Input records START

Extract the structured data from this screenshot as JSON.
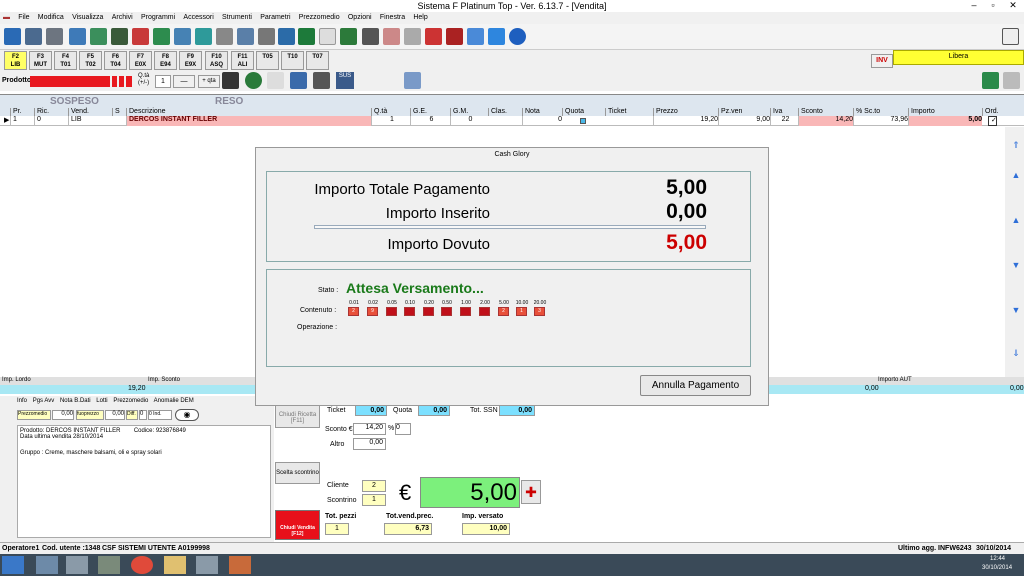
{
  "window": {
    "title": "Sistema F Platinum Top - Ver. 6.13.7 - [Vendita]"
  },
  "menu": [
    "File",
    "Modifica",
    "Visualizza",
    "Archivi",
    "Programmi",
    "Accessori",
    "Strumenti",
    "Parametri",
    "Prezzomedio",
    "Opzioni",
    "Finestra",
    "Help"
  ],
  "fkeys": [
    [
      "F2",
      "LIB"
    ],
    [
      "F3",
      "MUT"
    ],
    [
      "F4",
      "T01"
    ],
    [
      "F5",
      "T02"
    ],
    [
      "F6",
      "T04"
    ],
    [
      "F7",
      "E0X"
    ],
    [
      "F8",
      "E94"
    ],
    [
      "F9",
      "E9X"
    ],
    [
      "F10",
      "ASQ"
    ],
    [
      "F11",
      "ALI"
    ],
    [
      "",
      "T05"
    ],
    [
      "",
      "T10"
    ],
    [
      "",
      "T07"
    ]
  ],
  "inv_label": "INV",
  "status_libera": "Libera",
  "row3": {
    "prodotto": "Prodotto",
    "qta_label": "Q.tà (+/-)",
    "qta": "1",
    "minus": "—",
    "plus_qta": "+ qta",
    "sus": "SUS"
  },
  "grid": {
    "sospeso": "SOSPESO",
    "reso": "RESO",
    "headers": [
      "Pr.",
      "Ric.",
      "Vend.",
      "S",
      "Descrizione",
      "Q.tà",
      "G.E.",
      "G.M.",
      "Clas.",
      "Nota",
      "Quota",
      "Ticket",
      "Prezzo",
      "Pz.ven",
      "Iva",
      "Sconto",
      "% Sc.to",
      "Importo",
      "Ord."
    ],
    "row": {
      "pr": "1",
      "ric": "0",
      "vend": "LIB",
      "desc": "DERCOS INSTANT FILLER",
      "qta": "1",
      "ge": "6",
      "gm": "0",
      "nota": "0",
      "prezzo": "19,20",
      "pzven": "9,00",
      "iva": "22",
      "sconto": "14,20",
      "scperc": "73,96",
      "importo": "5,00"
    }
  },
  "dialog": {
    "title": "Cash Glory",
    "tot_label": "Importo Totale Pagamento",
    "tot": "5,00",
    "ins_label": "Importo Inserito",
    "ins": "0,00",
    "dov_label": "Importo Dovuto",
    "dov": "5,00",
    "stato_label": "Stato :",
    "stato": "Attesa Versamento...",
    "contenuto_label": "Contenuto :",
    "operazione_label": "Operazione :",
    "denoms": [
      "0.01",
      "0.02",
      "0.05",
      "0.10",
      "0.20",
      "0.50",
      "1.00",
      "2.00",
      "5.00",
      "10.00",
      "20.00"
    ],
    "counts": [
      "2",
      "9",
      "",
      "",
      "",
      "",
      "",
      "",
      "2",
      "1",
      "3"
    ],
    "cancel": "Annulla Pagamento"
  },
  "summary": {
    "imp_lordo": "Imp. Lordo",
    "imp_sconto": "Imp. Sconto",
    "imp_aut": "Importo AUT",
    "lordo_val": "19,20",
    "v1": "0,00",
    "v2": "0,00",
    "v3": "0,00"
  },
  "tabs": [
    "Info",
    "Pgs Avv",
    "Nota B.Dati",
    "Lotti",
    "Prezzomedio",
    "Anomalie DEM"
  ],
  "info": {
    "prezzomedio": "Prezzomedio",
    "pm": "0,00",
    "fuoriprezzo": "fuoprezzo",
    "fp": "0,00",
    "diff": "Diff.",
    "d": "0",
    "ind": "0 Ind.",
    "prod": "Prodotto: DERCOS INSTANT FILLER",
    "codice": "Codice: 923876849",
    "data": "Data ultima vendita 28/10/2014",
    "gruppo": "Gruppo : Creme, maschere balsami, oli e spray solari"
  },
  "bottom": {
    "chiudi_ricetta": "Chiudi Ricetta [F11]",
    "scelta": "Scelta scontrino",
    "chiudi_vendita": "Chiudi Vendita [F12]",
    "ticket": "Ticket",
    "ticket_v": "0,00",
    "quota": "Quota",
    "quota_v": "0,00",
    "tot_ssn": "Tot. SSN",
    "ssn_v": "0,00",
    "sconto_e": "Sconto €",
    "sconto_v": "14,20",
    "perc": "%",
    "perc_v": "0",
    "altro": "Altro",
    "altro_v": "0,00",
    "cliente": "Cliente",
    "cliente_v": "2",
    "scontrino": "Scontrino",
    "scontrino_v": "1",
    "euro": "€",
    "totale": "5,00",
    "tot_pezzi": "Tot. pezzi",
    "tot_pezzi_v": "1",
    "tot_vend": "Tot.vend.prec.",
    "tot_vend_v": "6,73",
    "imp_versato": "Imp. versato",
    "imp_versato_v": "10,00"
  },
  "status": {
    "operatore": "Operatore1",
    "codute": "Cod. utente :1348",
    "csf": "CSF SISTEMI UTENTE A0199998",
    "ultimo": "Ultimo agg. INFW6243",
    "data": "30/10/2014"
  },
  "clock": {
    "time": "12:44",
    "date": "30/10/2014"
  }
}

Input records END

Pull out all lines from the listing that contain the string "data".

# Task output:
Extract the structured data from this screenshot as JSON.
    "data": "Data ultima vendita 28/10/2014",
    "data": "30/10/2014"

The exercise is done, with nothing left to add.